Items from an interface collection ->
_____

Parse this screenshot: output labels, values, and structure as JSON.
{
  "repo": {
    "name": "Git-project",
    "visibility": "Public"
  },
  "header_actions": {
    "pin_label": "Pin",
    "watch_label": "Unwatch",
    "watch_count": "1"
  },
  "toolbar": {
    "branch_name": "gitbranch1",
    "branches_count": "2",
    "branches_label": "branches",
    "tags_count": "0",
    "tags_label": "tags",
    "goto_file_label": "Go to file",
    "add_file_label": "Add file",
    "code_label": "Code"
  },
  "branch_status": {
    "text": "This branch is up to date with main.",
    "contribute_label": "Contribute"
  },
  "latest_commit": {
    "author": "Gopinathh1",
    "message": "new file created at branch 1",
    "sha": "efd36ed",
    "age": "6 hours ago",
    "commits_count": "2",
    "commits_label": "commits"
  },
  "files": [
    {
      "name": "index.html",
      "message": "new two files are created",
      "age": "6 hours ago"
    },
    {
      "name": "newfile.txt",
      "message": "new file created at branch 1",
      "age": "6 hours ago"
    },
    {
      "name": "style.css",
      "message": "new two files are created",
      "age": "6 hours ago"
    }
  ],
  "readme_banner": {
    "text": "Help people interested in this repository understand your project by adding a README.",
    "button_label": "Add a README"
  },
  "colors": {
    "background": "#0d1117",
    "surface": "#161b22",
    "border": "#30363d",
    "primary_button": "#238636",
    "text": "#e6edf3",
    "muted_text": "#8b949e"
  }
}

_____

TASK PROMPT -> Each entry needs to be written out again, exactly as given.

FINISHED EXERCISE ->
Parse this screenshot: output labels, values, and structure as JSON.
{
  "repo": {
    "name": "Git-project",
    "visibility": "Public"
  },
  "header_actions": {
    "pin_label": "Pin",
    "watch_label": "Unwatch",
    "watch_count": "1"
  },
  "toolbar": {
    "branch_name": "gitbranch1",
    "branches_count": "2",
    "branches_label": "branches",
    "tags_count": "0",
    "tags_label": "tags",
    "goto_file_label": "Go to file",
    "add_file_label": "Add file",
    "code_label": "Code"
  },
  "branch_status": {
    "text": "This branch is up to date with main.",
    "contribute_label": "Contribute"
  },
  "latest_commit": {
    "author": "Gopinathh1",
    "message": "new file created at branch 1",
    "sha": "efd36ed",
    "age": "6 hours ago",
    "commits_count": "2",
    "commits_label": "commits"
  },
  "files": [
    {
      "name": "index.html",
      "message": "new two files are created",
      "age": "6 hours ago"
    },
    {
      "name": "newfile.txt",
      "message": "new file created at branch 1",
      "age": "6 hours ago"
    },
    {
      "name": "style.css",
      "message": "new two files are created",
      "age": "6 hours ago"
    }
  ],
  "readme_banner": {
    "text": "Help people interested in this repository understand your project by adding a README.",
    "button_label": "Add a README"
  },
  "colors": {
    "background": "#0d1117",
    "surface": "#161b22",
    "border": "#30363d",
    "primary_button": "#238636",
    "text": "#e6edf3",
    "muted_text": "#8b949e"
  }
}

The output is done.